Saturday, July 31, 2010

Up to 600 national publications continuously attack government, complains regime's Deputy Islamic Guidance Minister

A senior official in the Ahmadinejad cabinet strongly denounced what he described as the 'undesirable situation of the press' in the Islamic Republic during a controversial speech to students at Qazvin's Imam Khomeini International University on Wednesday night, July 28, 2010.

Was he referring to the dozens of imprisoned journalists and banned newspapers? Think again.

'The government is criticized and even disparaged on a daily and weekly basis by at least 500 to 600 publications in the country in the strongest, sometimes insulting, terms,' complained Mohammad Ali Ramin, Deputy Islamic Guidance Minister in charge of the press, who is directly responsible for banning publications, towards the end of his question-and-answer session with the students, according to the semi-official Fars news agency.

Ramin also deplored the fact that there are too many publications in the country. 'In the period before me, the supervisory committee would issue 60 licenses during a one-hour meeting,' he said. 'We are now facing problems and some people have licenses over which there is no supervision. [...] Some of these publications which have obtained licenses are in the hands of individuals with no money and they become dependent on investors. The government must help them become absorbed into parties and organizations.'

Ramin, 56, was fairly unknown on the national stage until Mahmoud Ahmadinejad's first term, when he became a presidential adviser. He allegedly contributed to Ahmadinejad's questionable positions about Israel and the Holocaust, and was the prime initiator of the infamous 2006 Holocaust conference held in Tehran, which was attended by such luminaries as Ku Klux Klan leader David Duke and Holocaust denier Robert Faurisson.

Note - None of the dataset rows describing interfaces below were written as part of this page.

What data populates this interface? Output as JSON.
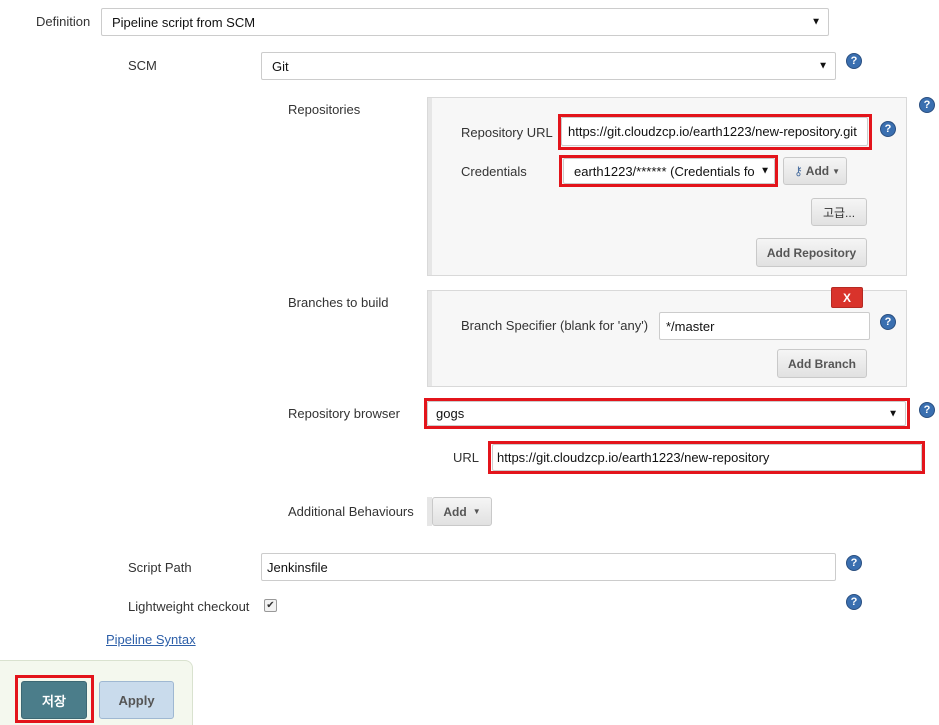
{
  "definition": {
    "label": "Definition",
    "value": "Pipeline script from SCM"
  },
  "scm": {
    "label": "SCM",
    "value": "Git"
  },
  "repositories": {
    "label": "Repositories",
    "repository_url_label": "Repository URL",
    "repository_url_value": "https://git.cloudzcp.io/earth1223/new-repository.git",
    "credentials_label": "Credentials",
    "credentials_value": "earth1223/****** (Credentials fo",
    "add_credentials_label": "Add",
    "advanced_label": "고급...",
    "add_repository_label": "Add Repository"
  },
  "branches": {
    "label": "Branches to build",
    "delete_label": "X",
    "specifier_label": "Branch Specifier (blank for 'any')",
    "specifier_value": "*/master",
    "add_branch_label": "Add Branch"
  },
  "repository_browser": {
    "label": "Repository browser",
    "value": "gogs",
    "url_label": "URL",
    "url_value": "https://git.cloudzcp.io/earth1223/new-repository"
  },
  "additional_behaviours": {
    "label": "Additional Behaviours",
    "add_label": "Add"
  },
  "script_path": {
    "label": "Script Path",
    "value": "Jenkinsfile"
  },
  "lightweight_checkout": {
    "label": "Lightweight checkout",
    "checked": true
  },
  "pipeline_syntax_link": "Pipeline Syntax",
  "footer": {
    "save_label": "저장",
    "apply_label": "Apply"
  },
  "colors": {
    "highlight": "#e3141b",
    "save_button": "#4b7d8a",
    "apply_button": "#c9dbec",
    "help_icon": "#3a6fb0",
    "delete_button": "#d9332b"
  }
}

He headed Tehran's International Holocaust Foundation and was named deputy Islamic guidance minister last year.

Ramin lived in Germany from 1971 until 1994, when he was expelled from the country for unknown reasons, though some sources cite his activities in Islamist and neo-Nazi circles as the cause. He was jailed for a short period in 1982, again for reasons that have not been made public. He obtained degrees in engineering from Karlsruhe University and the Technical University of Clausthal, where he founded the Islamische Gemeinschaft in Clausthal (Islamic Community of Clausthal). It is said that during his time in Germany he forged close relations with neo-Nazi and extreme-right figures, including Benedikt Frings of the NPD (National Democratic Party), who was also a guest at the Holocaust conference.

For an individual whose devotion to the Islamic Republic and its principles was only exercised through a long-distance relationship for over 20 years, he has become quite a die-hard devotee of the concept of velayateh faghih (rule of the Islamic jurisprudent) and its embodiment Leader Ali Khamenei. 'The [Leader] has the position of surrogate of the Imam Zaman (NB The Mahdi or messiah of Shiites) and on his behalf must manage the world, in other words the imposition of God's proof upon humanity during the time of absence [of Imam Zaman],' Ramin said at the beginning of his address in Qazvin.

'We must find a way for the velayateh faghih system to manage the world,' Ramin told the students a bit later, obviously still enamored of the idea of world dominance with which he flirted in his younger days.